- Primitive – The primitive environment is that which usually gets labeled as “survival”, though we extend it beyond the “Rule of 3’s” and into the ability to cultivate renewable supplies of food. At the core, primitive skills are about being able to navigate and read terrain, understand environmental impacts, find and treat water, build shelter, and find food. While classic survivalists from my youth concentrated largely on taking to the hills and living off poached deer while killing commies, our take emphasizes being able to shelter in place, harvest rainwater, grow gardens, raise chickens, and establish rapport with your community.
In his blog “Bachelor’s of Tactical Science” at Swift Silent Deadly, a similar template is proposed – so use whichever you like. It’s far less important to us to be the sole voice on a topic than it is to get people looking at good information. In this case, it’s really pretty simple: Acknowledging that focusing only on protection is short-selling some 80% of the other threats to your safety.
So, like a craftsman, we have the tools we keep at home for larger jobs, those we keep on us to solve the problems we can while we’re out, and of course, the skill necessary to do it efficiently and think our way through problems.
Like any pillars, you’ve gotta build them on something, and it becomes evident very quickly when meeting new people who are involved in self-protection or have an inclination towards disaster preparedness whether or not they have a solid foundation.
That foundation is, for lack of a better word, character. It’s everything from discretion and etiquette, to honesty and humility. You can find people who want to train for the wrong reasons all day long – but when things start to melt, the people who’ve invested in their ego or fantasies tend to melt, too. If they don’t have a firm foundation, it’s inevitable the structures they’ve built will collapse.

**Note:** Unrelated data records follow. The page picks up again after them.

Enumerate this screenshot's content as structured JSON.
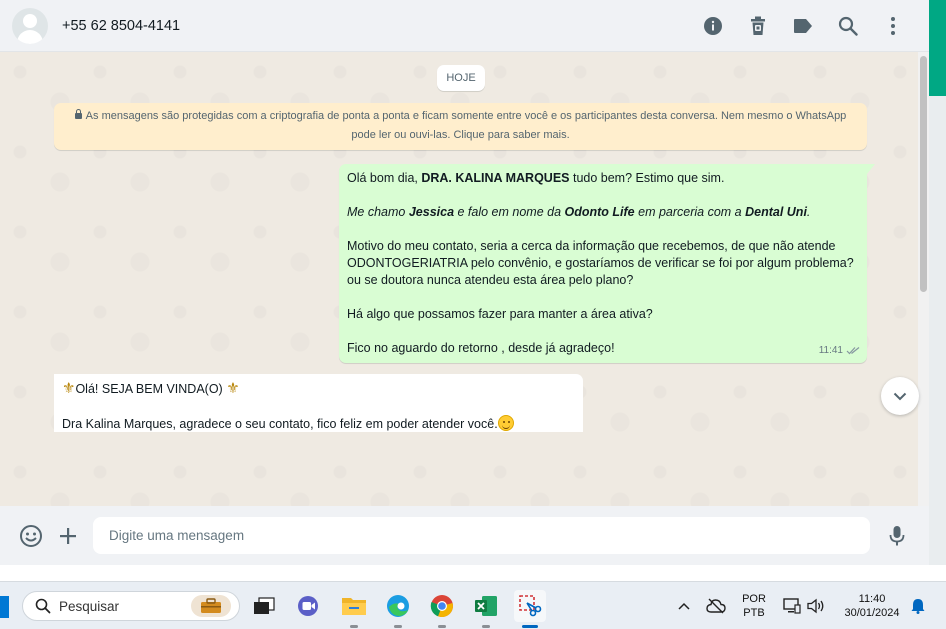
{
  "header": {
    "contact_name": "+55 62 8504-4141",
    "icons": [
      "info-icon",
      "trash-icon",
      "label-icon",
      "search-icon",
      "menu-dots-icon"
    ]
  },
  "chat": {
    "date_label": "HOJE",
    "encryption_line1": "As mensagens são protegidas com a criptografia de ponta a ponta e ficam somente entre você e os participantes desta conversa. Nem mesmo o WhatsApp",
    "encryption_line2": "pode ler ou ouvi-las. Clique para saber mais.",
    "outgoing": {
      "p1_a": "Olá bom dia, ",
      "p1_b": "DRA. KALINA MARQUES",
      "p1_c": " tudo bem? Estimo que sim.",
      "p2_a": "Me chamo ",
      "p2_b": "Jessica",
      "p2_c": " e falo em nome da ",
      "p2_d": "Odonto Life",
      "p2_e": " em parceria com a ",
      "p2_f": "Dental Uni",
      "p2_g": ".",
      "p3": "Motivo do meu contato, seria a cerca da informação que recebemos, de que não atende ODONTOGERIATRIA pelo convênio, e gostaríamos de verificar se foi por algum problema? ou se doutora nunca atendeu esta área pelo plano?",
      "p4": "Há algo que possamos fazer para manter a área ativa?",
      "p5": "Fico no aguardo do retorno , desde já agradeço!",
      "time": "11:41"
    },
    "incoming": {
      "line1": "Olá! SEJA BEM VINDA(O) ",
      "line2": "Dra Kalina Marques, agradece o seu contato, fico feliz em poder atender você."
    }
  },
  "composer": {
    "placeholder": "Digite uma mensagem"
  },
  "taskbar": {
    "search_label": "Pesquisar",
    "lang_line1": "POR",
    "lang_line2": "PTB",
    "time": "11:40",
    "date": "30/01/2024"
  },
  "colors": {
    "accent": "#00a884",
    "outgoing_bubble": "#d9fdd3",
    "encryption_bg": "#ffeecd"
  }
}
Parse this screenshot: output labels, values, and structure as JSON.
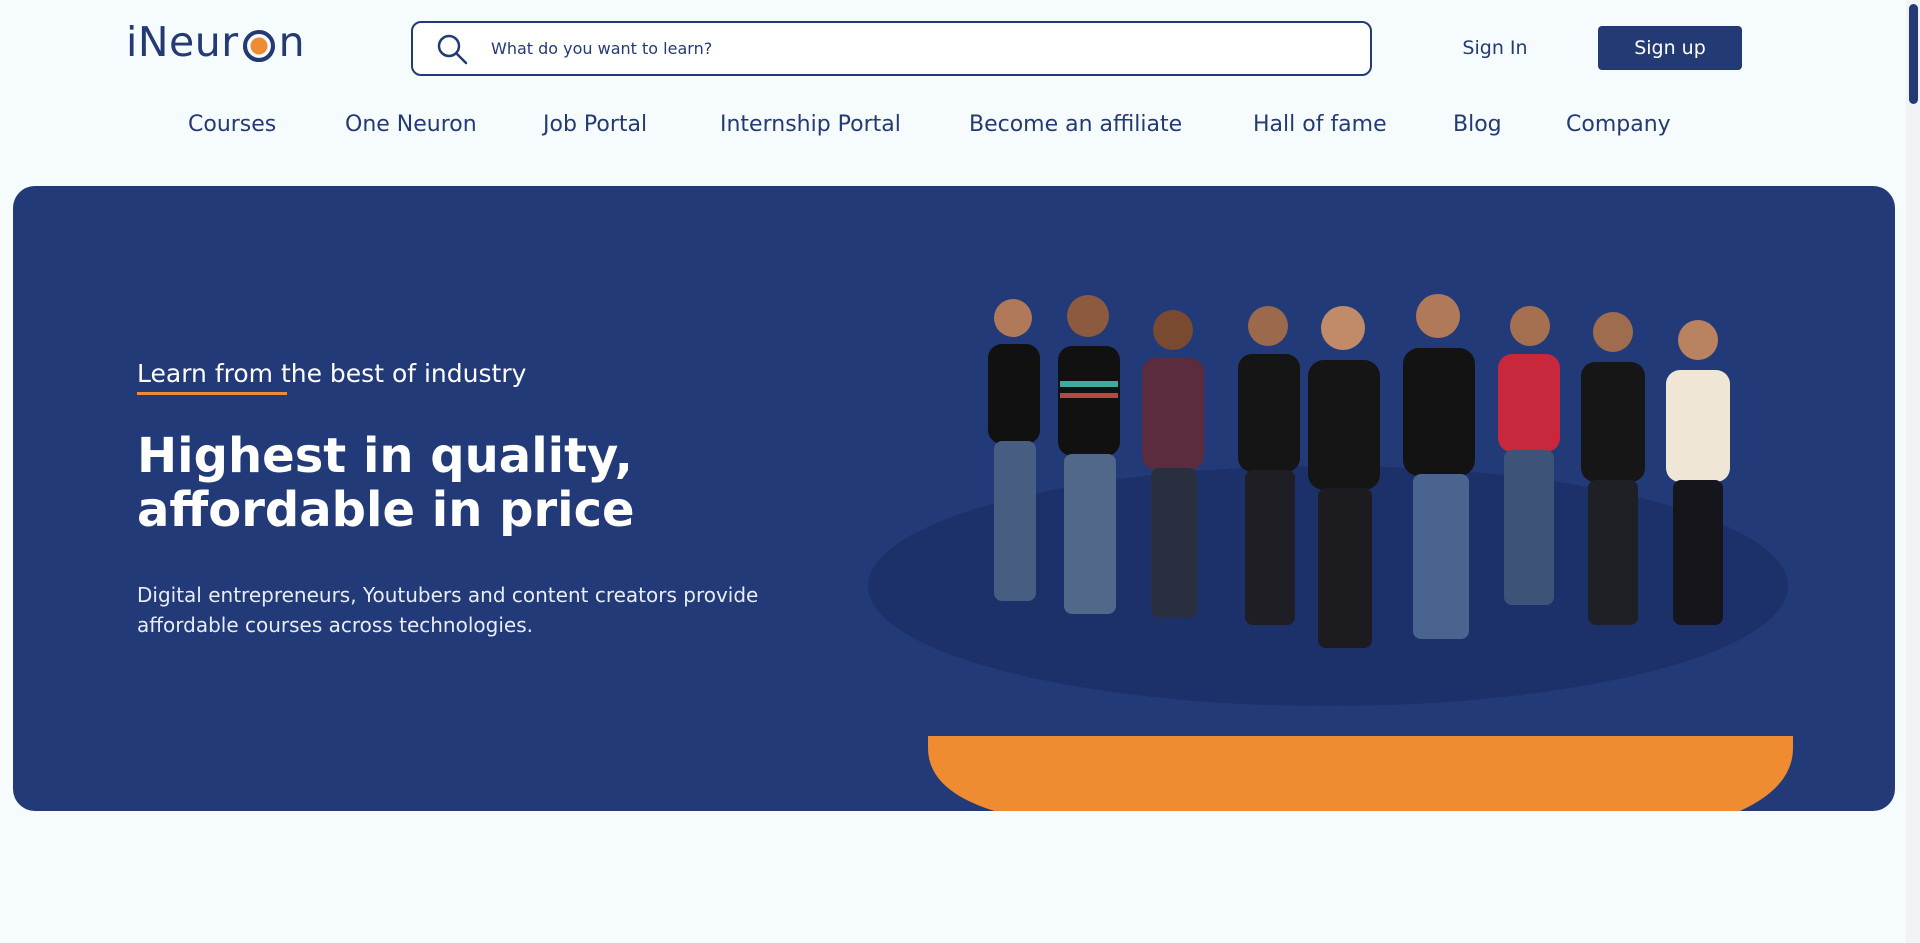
{
  "brand": {
    "logo_prefix": "iNeur",
    "logo_suffix": "n",
    "primary_color": "#233a75",
    "accent_color": "#ef8b30"
  },
  "search": {
    "placeholder": "What do you want to learn?",
    "icon": "search-icon"
  },
  "auth": {
    "sign_in": "Sign In",
    "sign_up": "Sign up"
  },
  "nav": {
    "items": [
      {
        "label": "Courses"
      },
      {
        "label": "One Neuron"
      },
      {
        "label": "Job Portal"
      },
      {
        "label": "Internship Portal"
      },
      {
        "label": "Become an affiliate"
      },
      {
        "label": "Hall of fame"
      },
      {
        "label": "Blog"
      },
      {
        "label": "Company"
      }
    ]
  },
  "hero": {
    "eyebrow": "Learn from the best of industry",
    "headline": "Highest in quality, affordable in price",
    "subtext": "Digital entrepreneurs, Youtubers and content creators provide affordable courses across technologies.",
    "background_color": "#233a79",
    "image": "team-photo"
  }
}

If we build strong foundations and the pillars to support our efforts, they’ll go on supporting those who come after us for ages to come.
The above is a tremendous amount of information, but there’s some good news: You’ve got the rest of your life to learn it, decide if it’s important to you, and to put it into practice.
The overwhelming majority of people out there really don’t care enough about their own lives to even consider being responsible for their own safety. Decades of politics have made self-defense largely politically incorrect, and very few people break through the clouds and realize that bad things happen to good people without explanation. Those who do often stop with self-protection, because honestly, it’s the most fun and it often just appeals to our ego and sense of self.
So that brings us to the final point. If you’re here, and you’ve looked at the above, or taken the ISG Skill Audit, and considered that there’s far more to know than you could pack into one lifetime… GOOD.
Thank you, and welcome to the fold.
You’re part of a rare breed born to “Carry the Fire“; to ride ahead through the dark uncertainty and help guide your people to safety.
A great deal of people don’t need ISG – they were born and raised doing these things, and take it for granted. If you find yourself in that category, find ways to help others learn. Sharpen your skills and do something you otherwise might not: Reach out to people who have potential, and help them learn.
There are plenty who are still collecting hammers who just aren’t ready yet, and some will never move beyond the hobby phase… Keep your eye out, though.
Sometimes they just might surprise you.